In the Catholic natural law tradition initially dominated by St. Thomas Aquinas, there has been a recent formulation over the last half century called the “new natural law” that functions apart from a metaphysical basis; hence, it is a secular theory.
One of the most famous defenses started with Germain Grisez’s “First Principles of Practical Reason” (1965) in The Natural Law Forum (vol. 10) that included a commentary on Aquinas’ Treatise on Law (Summatheologiae 1-2, question 94, article 2). The traditional understanding of natural law – as Aquinas understood the term – was the participation of the eternal law in the rational creature. Divine law was the reflection of the eternal law through God’s revealed Word, and human law was the particular application of natural law to circumstances in human societies.
New Natural Law, in short, draws upon a number of core issues that pertain to what is known as “practical reason” (among other things, of course). In the “old” natural law there are certain precepts (three to be exact) that include primary, immediate, and common precepts. Primary precepts are also known as “first principles of practical reason,” which is something addressed at length in Grisez’s paper (168).These precepts are those “… moral principles that we can’t not know” (Budziszewski, 61). For instance, good should be pursued and evil avoided.
In the “new” natural law, these theorists hold that there “basic human goods” which are self evidently true. For instance, according to Finnis 2011, things such as life, knowledge, health, religion, marriage, and so forth are all considered basic human goods. According to Christopher Tollefsen’s paper, “As grasped by practical reason, the basic goods give foundational reasons for action to human agents. Moreover, they are recognized as good for all human agents; it is equally intelligible to act for the sake of the life of another as for one’s own life” (see PDF here).
In Application to Marriage

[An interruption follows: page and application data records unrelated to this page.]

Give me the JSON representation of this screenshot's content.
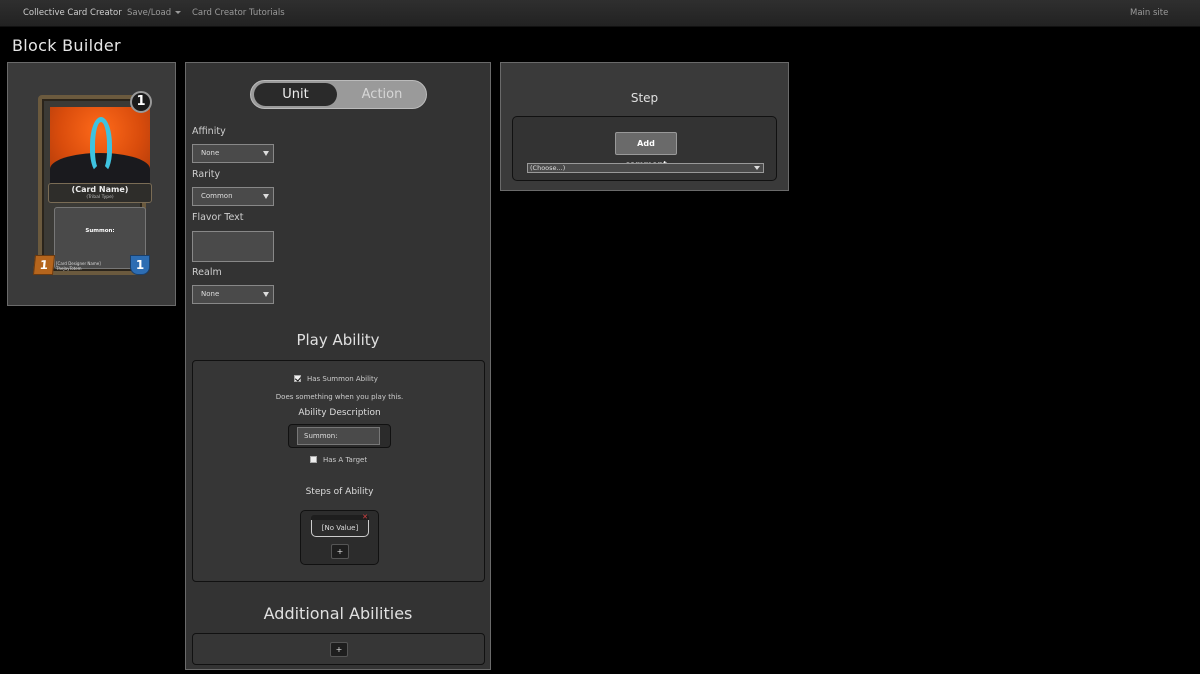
{
  "navbar": {
    "brand": "Collective Card Creator",
    "save_load": "Save/Load",
    "tutorials": "Card Creator Tutorials",
    "main_site": "Main site"
  },
  "page": {
    "title": "Block Builder"
  },
  "card": {
    "cost": "1",
    "name": "(Card Name)",
    "tribe": "(Tribal Type)",
    "text": "Summon:",
    "attack": "1",
    "health": "1",
    "designer": "[Card Designer Name]",
    "designer_sub": "TheJayTotem"
  },
  "builder": {
    "toggle": {
      "unit": "Unit",
      "action": "Action",
      "selected": "Unit"
    },
    "affinity": {
      "label": "Affinity",
      "value": "None"
    },
    "rarity": {
      "label": "Rarity",
      "value": "Common"
    },
    "flavor": {
      "label": "Flavor Text",
      "value": ""
    },
    "realm": {
      "label": "Realm",
      "value": "None"
    },
    "play_ability": {
      "title": "Play Ability",
      "has_summon_label": "Has Summon Ability",
      "has_summon_checked": true,
      "summon_hint": "Does something when you play this.",
      "description_label": "Ability Description",
      "description_value": "Summon:",
      "has_target_label": "Has A Target",
      "has_target_checked": false,
      "steps_label": "Steps of Ability",
      "step_value": "[No Value]",
      "add_step": "+"
    },
    "additional": {
      "title": "Additional Abilities",
      "add": "+"
    }
  },
  "step_panel": {
    "title": "Step",
    "add_comment": "Add comment",
    "choose": "(Choose...)"
  }
}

One recent and notable defender of new natural law is Robert P. George, who in his book What is Marriage? (2012) argues that marriage is a basic human good that can only be obtained through the procreative/reproductive unit between a man and a woman; hence, homosexuality runs contrary to this basic good.
To start, marriage is a comprehensive union. This means that marriage, unlike a simple companionship or friendship, differs not merely in degree or like “two amounts on two different checks” (to use George’s et al. phrase), but rather contains a deeper human reality that brings together a man and a woman into a “sexual union” (to borrow from Gallagher 2012) – union through body and mind – thus forming the reproductive unit that makes them mother and father, having a prioritized care for the needs of children. This is what George et al. calls the conjugal view.
Budziszewski, J. Written on the Heart: The Case for Natural Law. 1997. Downers Grove, IL: InterVarsity Press.
Corvino, John, Gallagher, Maggie. Debating Same-Sex Marriage. 2012. Oxford: Oxford University Press.
Finnis, John. Natural Law and Natural Rights. 2011. Oxford: Oxford University Press.
George, Robert P., Girgis, Sherif, Anderson, Ryan. What is Marriage? Man and Woman: A Defense. 2012. New York, NY: Encounter Books.
Grisez, Germain. “First Principles of Practical Reason.” 10 Natural Law Form (1965). Notre Dame, IL: Notre Dame Law School